• **WORK TO BE COMPLETED**
Print each line of the material again, keeping everything exact.
RECORDS PROVIDED START
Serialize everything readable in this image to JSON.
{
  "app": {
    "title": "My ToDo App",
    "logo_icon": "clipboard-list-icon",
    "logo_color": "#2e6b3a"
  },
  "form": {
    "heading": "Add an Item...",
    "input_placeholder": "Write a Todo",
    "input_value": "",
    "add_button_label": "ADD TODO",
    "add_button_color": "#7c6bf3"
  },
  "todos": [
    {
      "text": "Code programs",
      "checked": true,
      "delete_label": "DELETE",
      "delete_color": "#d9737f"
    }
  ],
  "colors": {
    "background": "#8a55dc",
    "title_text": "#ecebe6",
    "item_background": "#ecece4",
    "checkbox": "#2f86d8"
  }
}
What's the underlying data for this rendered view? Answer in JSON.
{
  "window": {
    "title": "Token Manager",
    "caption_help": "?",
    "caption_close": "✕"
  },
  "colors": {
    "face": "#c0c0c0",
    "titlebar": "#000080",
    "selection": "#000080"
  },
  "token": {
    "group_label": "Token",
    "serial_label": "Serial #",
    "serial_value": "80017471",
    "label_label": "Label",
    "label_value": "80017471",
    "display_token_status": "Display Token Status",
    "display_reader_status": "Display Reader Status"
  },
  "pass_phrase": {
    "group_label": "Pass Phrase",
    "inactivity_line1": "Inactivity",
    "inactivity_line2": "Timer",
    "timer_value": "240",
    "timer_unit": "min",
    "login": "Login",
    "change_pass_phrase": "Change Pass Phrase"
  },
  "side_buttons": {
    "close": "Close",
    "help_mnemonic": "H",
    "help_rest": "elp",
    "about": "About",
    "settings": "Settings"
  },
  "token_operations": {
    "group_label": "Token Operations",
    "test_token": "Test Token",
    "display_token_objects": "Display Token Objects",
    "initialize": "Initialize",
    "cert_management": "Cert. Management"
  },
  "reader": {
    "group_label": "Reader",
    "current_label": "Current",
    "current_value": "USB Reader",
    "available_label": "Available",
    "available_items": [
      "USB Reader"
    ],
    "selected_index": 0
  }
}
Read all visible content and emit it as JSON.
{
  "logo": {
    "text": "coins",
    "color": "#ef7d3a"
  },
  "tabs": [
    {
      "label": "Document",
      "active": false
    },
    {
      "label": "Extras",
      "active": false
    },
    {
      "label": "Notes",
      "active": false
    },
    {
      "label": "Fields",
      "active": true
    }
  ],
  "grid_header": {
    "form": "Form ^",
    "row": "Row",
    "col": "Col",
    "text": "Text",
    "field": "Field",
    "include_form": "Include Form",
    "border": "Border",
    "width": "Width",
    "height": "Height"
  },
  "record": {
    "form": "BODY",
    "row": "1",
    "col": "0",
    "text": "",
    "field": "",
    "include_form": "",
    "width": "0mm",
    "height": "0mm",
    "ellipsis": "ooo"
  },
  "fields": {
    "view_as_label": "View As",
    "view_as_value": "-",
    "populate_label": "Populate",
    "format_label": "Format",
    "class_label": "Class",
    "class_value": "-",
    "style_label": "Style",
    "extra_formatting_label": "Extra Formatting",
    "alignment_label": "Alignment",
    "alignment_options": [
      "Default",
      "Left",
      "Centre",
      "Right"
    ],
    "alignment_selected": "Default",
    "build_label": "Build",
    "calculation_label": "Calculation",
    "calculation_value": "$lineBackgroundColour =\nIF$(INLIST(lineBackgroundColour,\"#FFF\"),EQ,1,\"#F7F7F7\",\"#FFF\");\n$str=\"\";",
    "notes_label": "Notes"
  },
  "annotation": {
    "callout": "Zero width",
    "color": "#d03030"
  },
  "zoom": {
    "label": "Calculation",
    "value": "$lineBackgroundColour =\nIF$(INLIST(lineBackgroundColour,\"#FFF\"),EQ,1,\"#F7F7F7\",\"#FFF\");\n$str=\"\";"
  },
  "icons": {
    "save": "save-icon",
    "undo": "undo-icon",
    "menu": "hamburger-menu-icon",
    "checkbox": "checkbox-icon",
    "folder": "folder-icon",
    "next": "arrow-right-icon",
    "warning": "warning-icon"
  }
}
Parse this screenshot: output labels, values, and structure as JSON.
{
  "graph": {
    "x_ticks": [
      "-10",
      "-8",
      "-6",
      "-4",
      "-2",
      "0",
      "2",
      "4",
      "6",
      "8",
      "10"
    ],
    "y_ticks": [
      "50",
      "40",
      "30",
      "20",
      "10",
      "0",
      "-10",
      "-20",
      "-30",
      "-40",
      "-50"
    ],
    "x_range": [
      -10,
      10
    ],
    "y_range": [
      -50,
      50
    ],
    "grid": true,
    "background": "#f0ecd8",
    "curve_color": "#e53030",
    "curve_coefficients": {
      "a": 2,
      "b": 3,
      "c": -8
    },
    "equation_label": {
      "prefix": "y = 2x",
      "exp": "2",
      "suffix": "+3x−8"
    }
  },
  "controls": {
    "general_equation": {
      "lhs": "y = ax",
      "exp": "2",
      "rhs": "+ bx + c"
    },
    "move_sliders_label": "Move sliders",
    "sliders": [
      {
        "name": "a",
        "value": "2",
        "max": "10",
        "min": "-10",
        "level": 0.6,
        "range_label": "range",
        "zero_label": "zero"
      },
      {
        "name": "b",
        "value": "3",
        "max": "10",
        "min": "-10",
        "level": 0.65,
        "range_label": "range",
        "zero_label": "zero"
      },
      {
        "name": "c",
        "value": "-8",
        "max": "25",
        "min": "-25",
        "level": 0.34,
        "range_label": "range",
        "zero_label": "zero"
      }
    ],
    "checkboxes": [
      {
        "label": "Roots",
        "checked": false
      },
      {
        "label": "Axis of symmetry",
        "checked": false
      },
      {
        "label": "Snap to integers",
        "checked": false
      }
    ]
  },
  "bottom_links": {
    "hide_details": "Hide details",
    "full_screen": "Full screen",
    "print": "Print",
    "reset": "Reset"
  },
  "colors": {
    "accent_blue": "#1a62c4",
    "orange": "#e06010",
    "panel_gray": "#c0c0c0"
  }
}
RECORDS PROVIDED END
• **RESULT BELOW**
Serialize everything readable in this image to JSON.
{
  "app": {
    "title": "My ToDo App",
    "logo_icon": "clipboard-list-icon",
    "logo_color": "#2e6b3a"
  },
  "form": {
    "heading": "Add an Item...",
    "input_placeholder": "Write a Todo",
    "input_value": "",
    "add_button_label": "ADD TODO",
    "add_button_color": "#7c6bf3"
  },
  "todos": [
    {
      "text": "Code programs",
      "checked": true,
      "delete_label": "DELETE",
      "delete_color": "#d9737f"
    }
  ],
  "colors": {
    "background": "#8a55dc",
    "title_text": "#ecebe6",
    "item_background": "#ecece4",
    "checkbox": "#2f86d8"
  }
}
What's the underlying data for this rendered view? Answer in JSON.
{
  "window": {
    "title": "Token Manager",
    "caption_help": "?",
    "caption_close": "✕"
  },
  "colors": {
    "face": "#c0c0c0",
    "titlebar": "#000080",
    "selection": "#000080"
  },
  "token": {
    "group_label": "Token",
    "serial_label": "Serial #",
    "serial_value": "80017471",
    "label_label": "Label",
    "label_value": "80017471",
    "display_token_status": "Display Token Status",
    "display_reader_status": "Display Reader Status"
  },
  "pass_phrase": {
    "group_label": "Pass Phrase",
    "inactivity_line1": "Inactivity",
    "inactivity_line2": "Timer",
    "timer_value": "240",
    "timer_unit": "min",
    "login": "Login",
    "change_pass_phrase": "Change Pass Phrase"
  },
  "side_buttons": {
    "close": "Close",
    "help_mnemonic": "H",
    "help_rest": "elp",
    "about": "About",
    "settings": "Settings"
  },
  "token_operations": {
    "group_label": "Token Operations",
    "test_token": "Test Token",
    "display_token_objects": "Display Token Objects",
    "initialize": "Initialize",
    "cert_management": "Cert. Management"
  },
  "reader": {
    "group_label": "Reader",
    "current_label": "Current",
    "current_value": "USB Reader",
    "available_label": "Available",
    "available_items": [
      "USB Reader"
    ],
    "selected_index": 0
  }
}
Read all visible content and emit it as JSON.
{
  "logo": {
    "text": "coins",
    "color": "#ef7d3a"
  },
  "tabs": [
    {
      "label": "Document",
      "active": false
    },
    {
      "label": "Extras",
      "active": false
    },
    {
      "label": "Notes",
      "active": false
    },
    {
      "label": "Fields",
      "active": true
    }
  ],
  "grid_header": {
    "form": "Form ^",
    "row": "Row",
    "col": "Col",
    "text": "Text",
    "field": "Field",
    "include_form": "Include Form",
    "border": "Border",
    "width": "Width",
    "height": "Height"
  },
  "record": {
    "form": "BODY",
    "row": "1",
    "col": "0",
    "text": "",
    "field": "",
    "include_form": "",
    "width": "0mm",
    "height": "0mm",
    "ellipsis": "ooo"
  },
  "fields": {
    "view_as_label": "View As",
    "view_as_value": "-",
    "populate_label": "Populate",
    "format_label": "Format",
    "class_label": "Class",
    "class_value": "-",
    "style_label": "Style",
    "extra_formatting_label": "Extra Formatting",
    "alignment_label": "Alignment",
    "alignment_options": [
      "Default",
      "Left",
      "Centre",
      "Right"
    ],
    "alignment_selected": "Default",
    "build_label": "Build",
    "calculation_label": "Calculation",
    "calculation_value": "$lineBackgroundColour =\nIF$(INLIST(lineBackgroundColour,\"#FFF\"),EQ,1,\"#F7F7F7\",\"#FFF\");\n$str=\"\";",
    "notes_label": "Notes"
  },
  "annotation": {
    "callout": "Zero width",
    "color": "#d03030"
  },
  "zoom": {
    "label": "Calculation",
    "value": "$lineBackgroundColour =\nIF$(INLIST(lineBackgroundColour,\"#FFF\"),EQ,1,\"#F7F7F7\",\"#FFF\");\n$str=\"\";"
  },
  "icons": {
    "save": "save-icon",
    "undo": "undo-icon",
    "menu": "hamburger-menu-icon",
    "checkbox": "checkbox-icon",
    "folder": "folder-icon",
    "next": "arrow-right-icon",
    "warning": "warning-icon"
  }
}
Parse this screenshot: output labels, values, and structure as JSON.
{
  "graph": {
    "x_ticks": [
      "-10",
      "-8",
      "-6",
      "-4",
      "-2",
      "0",
      "2",
      "4",
      "6",
      "8",
      "10"
    ],
    "y_ticks": [
      "50",
      "40",
      "30",
      "20",
      "10",
      "0",
      "-10",
      "-20",
      "-30",
      "-40",
      "-50"
    ],
    "x_range": [
      -10,
      10
    ],
    "y_range": [
      -50,
      50
    ],
    "grid": true,
    "background": "#f0ecd8",
    "curve_color": "#e53030",
    "curve_coefficients": {
      "a": 2,
      "b": 3,
      "c": -8
    },
    "equation_label": {
      "prefix": "y = 2x",
      "exp": "2",
      "suffix": "+3x−8"
    }
  },
  "controls": {
    "general_equation": {
      "lhs": "y = ax",
      "exp": "2",
      "rhs": "+ bx + c"
    },
    "move_sliders_label": "Move sliders",
    "sliders": [
      {
        "name": "a",
        "value": "2",
        "max": "10",
        "min": "-10",
        "level": 0.6,
        "range_label": "range",
        "zero_label": "zero"
      },
      {
        "name": "b",
        "value": "3",
        "max": "10",
        "min": "-10",
        "level": 0.65,
        "range_label": "range",
        "zero_label": "zero"
      },
      {
        "name": "c",
        "value": "-8",
        "max": "25",
        "min": "-25",
        "level": 0.34,
        "range_label": "range",
        "zero_label": "zero"
      }
    ],
    "checkboxes": [
      {
        "label": "Roots",
        "checked": false
      },
      {
        "label": "Axis of symmetry",
        "checked": false
      },
      {
        "label": "Snap to integers",
        "checked": false
      }
    ]
  },
  "bottom_links": {
    "hide_details": "Hide details",
    "full_screen": "Full screen",
    "print": "Print",
    "reset": "Reset"
  },
  "colors": {
    "accent_blue": "#1a62c4",
    "orange": "#e06010",
    "panel_gray": "#c0c0c0"
  }
}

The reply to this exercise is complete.